WORK REQUIRED
What is the number of lines in the entries that contain the word "icon"? Reply with that number only.
** Opening ENTRIES PROVIDED block **
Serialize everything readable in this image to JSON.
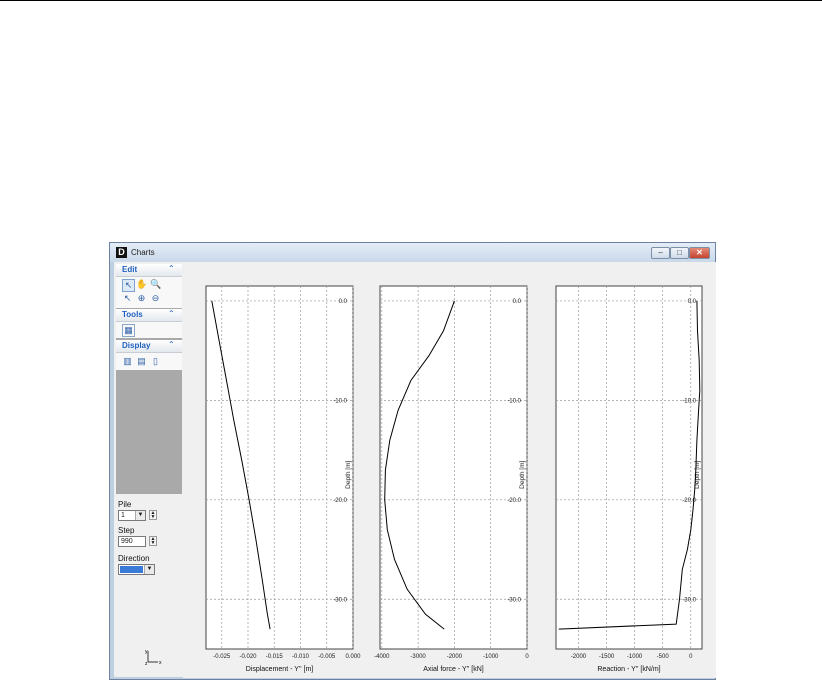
{
  "window": {
    "title": "Charts"
  },
  "panels": {
    "edit": {
      "label": "Edit",
      "chevron": "⌃"
    },
    "tools": {
      "label": "Tools",
      "chevron": "⌃"
    },
    "display": {
      "label": "Display",
      "chevron": "⌃"
    }
  },
  "controls": {
    "pile": {
      "label": "Pile",
      "value": "1"
    },
    "step": {
      "label": "Step",
      "value": "990"
    },
    "direction": {
      "label": "Direction",
      "value": ""
    }
  },
  "colors": {
    "selection": "#3b7bd8",
    "grid": "#9a9a9a",
    "line": "#000000"
  },
  "chart_data": [
    {
      "type": "line",
      "xlabel": "Displacement - Y'' [m]",
      "ylabel": "Depth [m]",
      "xlim": [
        -0.028,
        0.0
      ],
      "ylim": [
        -35.0,
        1.5
      ],
      "x_ticks": [
        -0.025,
        -0.02,
        -0.015,
        -0.01,
        -0.005,
        0.0
      ],
      "x_tick_labels": [
        "-0.025",
        "-0.020",
        "-0.015",
        "-0.010",
        "-0.005",
        "0.000"
      ],
      "y_ticks": [
        0,
        -10,
        -20,
        -30
      ],
      "y_tick_labels": [
        "0.0",
        "-10.0",
        "-20.0",
        "-30.0"
      ],
      "grid": true,
      "series": [
        {
          "x": [
            -0.0269,
            -0.0255,
            -0.0241,
            -0.0227,
            -0.0212,
            -0.0198,
            -0.0185,
            -0.0173,
            -0.0163,
            -0.0158
          ],
          "y": [
            0,
            -4,
            -8,
            -12,
            -16,
            -20,
            -24,
            -28,
            -31.5,
            -33.0
          ]
        }
      ]
    },
    {
      "type": "line",
      "xlabel": "Axial force - Y'' [kN]",
      "ylabel": "Depth [m]",
      "xlim": [
        -4050,
        0
      ],
      "ylim": [
        -35.0,
        1.5
      ],
      "x_ticks": [
        -4000,
        -3000,
        -2000,
        -1000,
        0
      ],
      "x_tick_labels": [
        "-4000",
        "-3000",
        "-2000",
        "-1000",
        "0"
      ],
      "y_ticks": [
        0,
        -10,
        -20,
        -30
      ],
      "y_tick_labels": [
        "0.0",
        "-10.0",
        "-20.0",
        "-30.0"
      ],
      "grid": true,
      "series": [
        {
          "x": [
            -2000,
            -2300,
            -2700,
            -3200,
            -3550,
            -3780,
            -3900,
            -3920,
            -3850,
            -3650,
            -3300,
            -2800,
            -2280
          ],
          "y": [
            0,
            -3,
            -5.5,
            -8,
            -11,
            -14,
            -17,
            -20,
            -23,
            -26,
            -29,
            -31.5,
            -33
          ]
        }
      ]
    },
    {
      "type": "line",
      "xlabel": "Reaction - Y'' [kN/m]",
      "ylabel": "Depth [m]",
      "xlim": [
        -2400,
        200
      ],
      "ylim": [
        -35.0,
        1.5
      ],
      "x_ticks": [
        -2000,
        -1500,
        -1000,
        -500,
        0
      ],
      "x_tick_labels": [
        "-2000",
        "-1500",
        "-1000",
        "-500",
        "0"
      ],
      "y_ticks": [
        0,
        -10,
        -20,
        -30
      ],
      "y_tick_labels": [
        "0.0",
        "-10.0",
        "-20.0",
        "-30.0"
      ],
      "grid": true,
      "series": [
        {
          "x": [
            110,
            120,
            150,
            160,
            140,
            110,
            90,
            70,
            40,
            0,
            -60,
            -150,
            -200,
            -260,
            -2350
          ],
          "y": [
            0,
            -3,
            -6,
            -9,
            -11,
            -14,
            -17,
            -19,
            -21,
            -23,
            -25,
            -27,
            -30,
            -32.5,
            -33.0
          ]
        }
      ]
    }
  ]
}
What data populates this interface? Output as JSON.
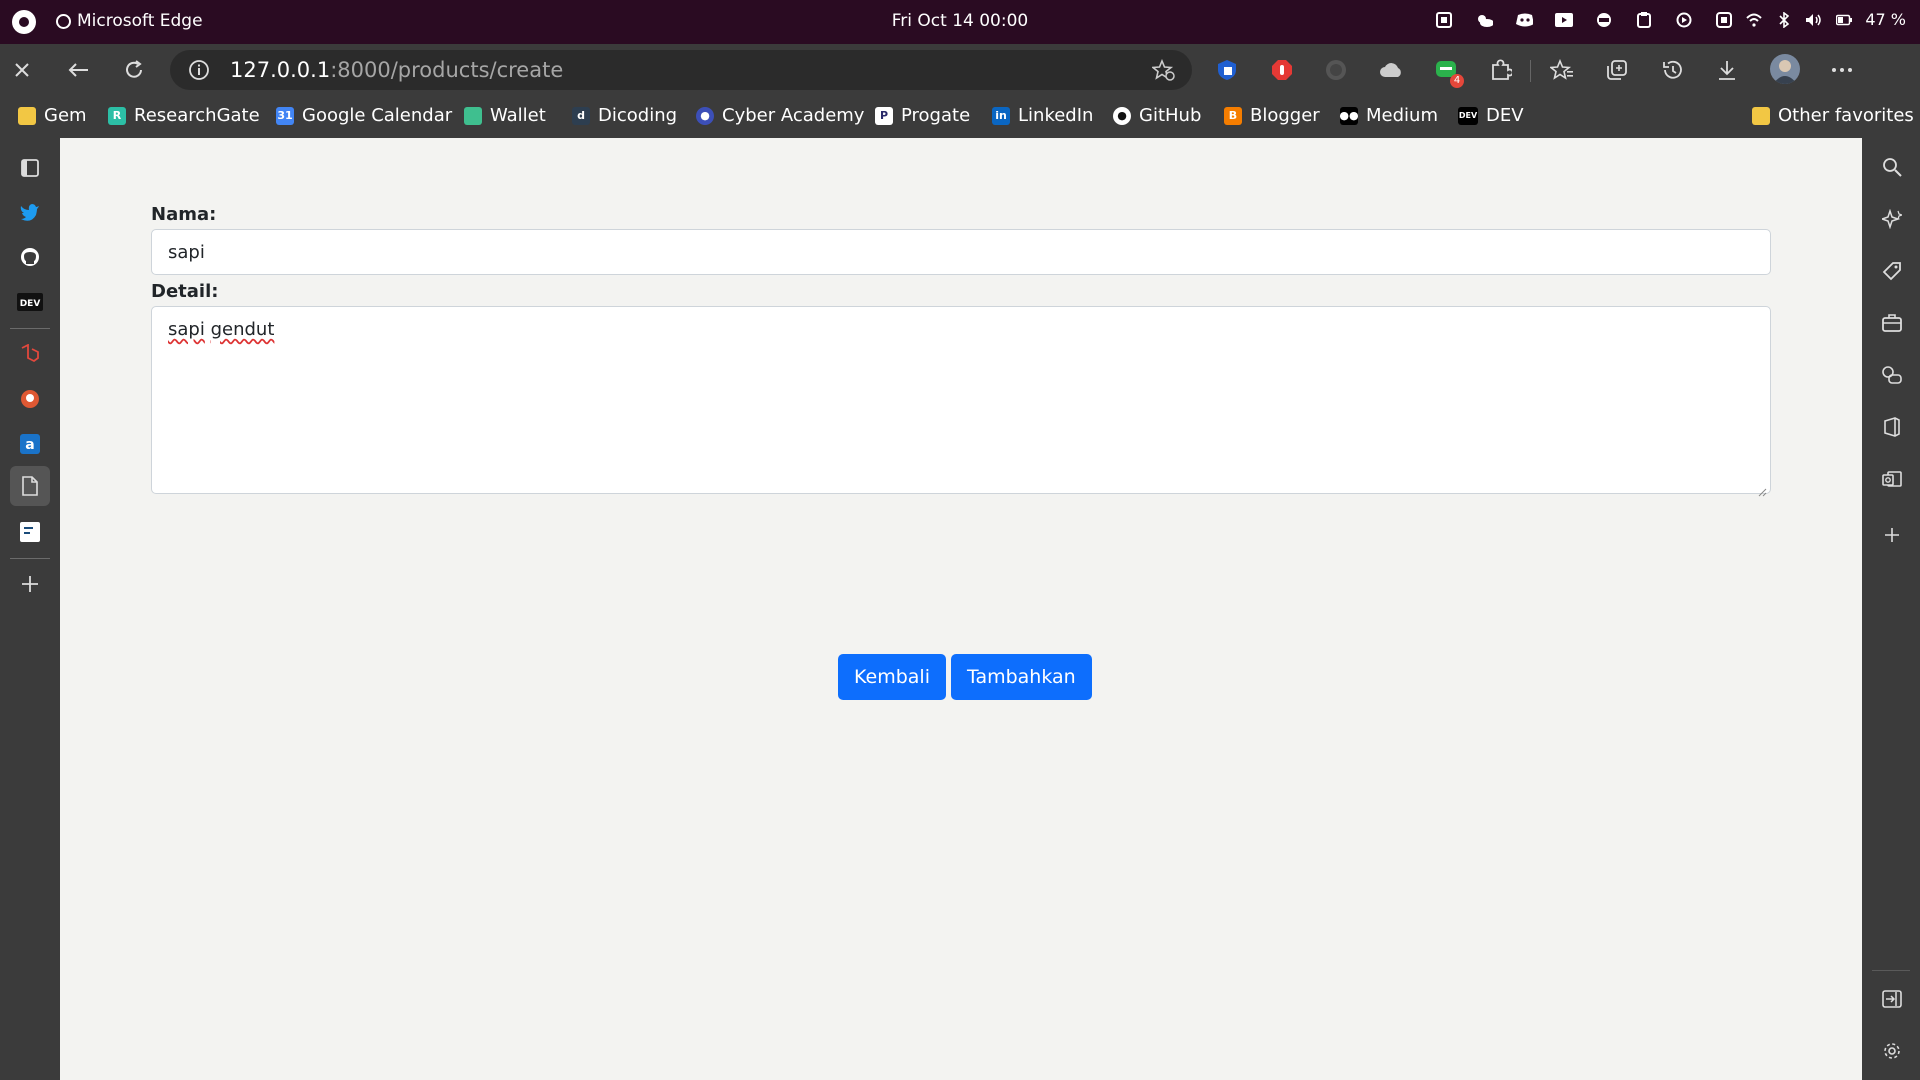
{
  "system": {
    "app_name": "Microsoft Edge",
    "clock": "Fri Oct 14  00:00",
    "battery": "47 %"
  },
  "browser": {
    "url_host": "127.0.0.1",
    "url_path": ":8000/products/create",
    "bookmarks": [
      {
        "label": "Gem",
        "icon": "folder-icon",
        "color": "#f2c744"
      },
      {
        "label": "ResearchGate",
        "icon": "researchgate-icon",
        "color": "#2cbfa6"
      },
      {
        "label": "Google Calendar",
        "icon": "google-calendar-icon",
        "color": "#4285f4"
      },
      {
        "label": "Wallet",
        "icon": "wallet-icon",
        "color": "#3fbf8f"
      },
      {
        "label": "Dicoding",
        "icon": "dicoding-icon",
        "color": "#2d3e50"
      },
      {
        "label": "Cyber Academy",
        "icon": "shield-icon",
        "color": "#3c4fb8"
      },
      {
        "label": "Progate",
        "icon": "progate-icon",
        "color": "#ffffff"
      },
      {
        "label": "LinkedIn",
        "icon": "linkedin-icon",
        "color": "#0a66c2"
      },
      {
        "label": "GitHub",
        "icon": "github-icon",
        "color": "#ffffff"
      },
      {
        "label": "Blogger",
        "icon": "blogger-icon",
        "color": "#f57d00"
      },
      {
        "label": "Medium",
        "icon": "medium-icon",
        "color": "#000000"
      },
      {
        "label": "DEV",
        "icon": "dev-icon",
        "color": "#000000"
      }
    ],
    "other_favorites": "Other favorites"
  },
  "form": {
    "nama_label": "Nama:",
    "nama_value": "sapi",
    "detail_label": "Detail:",
    "detail_value_word1": "sapi",
    "detail_value_word2": "gendut",
    "back_button": "Kembali",
    "submit_button": "Tambahkan"
  },
  "colors": {
    "primary_button": "#0d6efd",
    "topbar": "#2a0b22",
    "chrome": "#3b3b3b"
  }
}
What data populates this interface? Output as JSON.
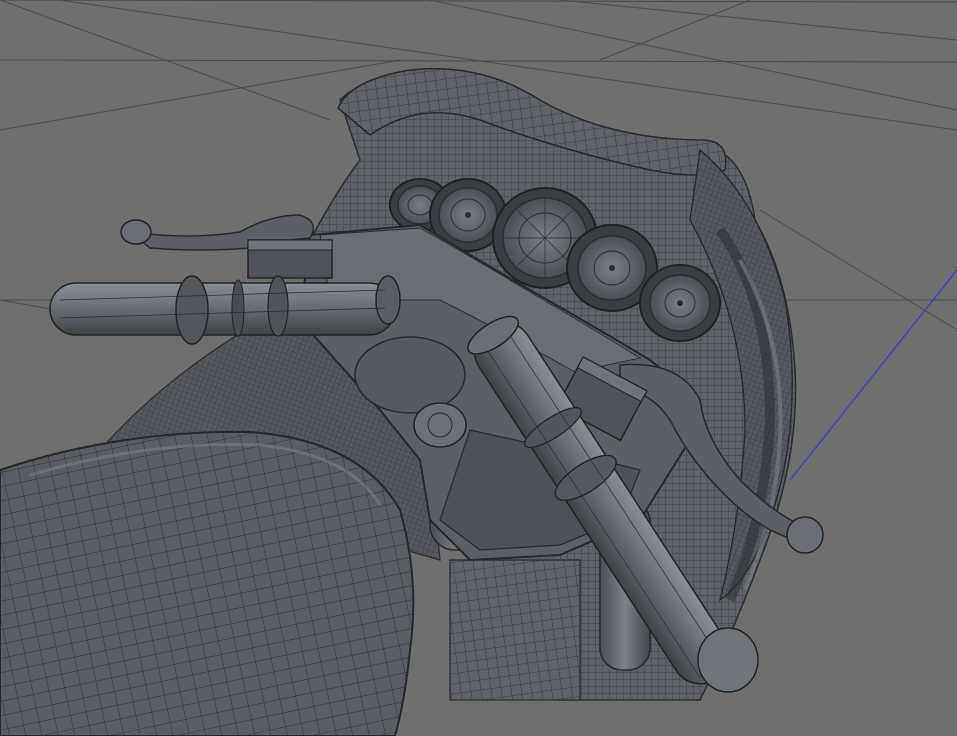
{
  "viewport": {
    "background_color": "#6f6f6f",
    "grid_color": "#4a4a4a",
    "axis_color": "#3b3bd6",
    "mesh_fill": "#5d6066",
    "mesh_dark": "#464a50",
    "wire_color": "#2f3236",
    "highlight": "#8e939a",
    "object": "motorcycle-handlebar-cockpit-wireframe"
  }
}
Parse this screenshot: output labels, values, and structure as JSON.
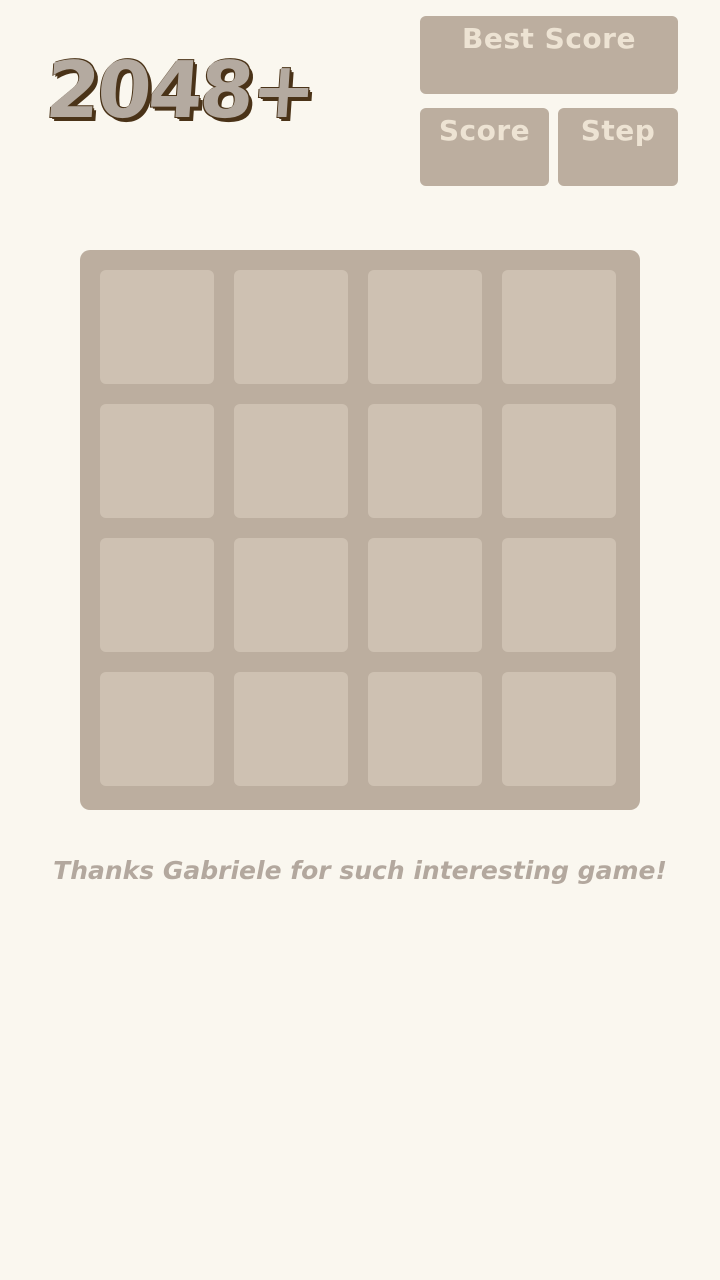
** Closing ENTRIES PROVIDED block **
FINAL ANSWER
12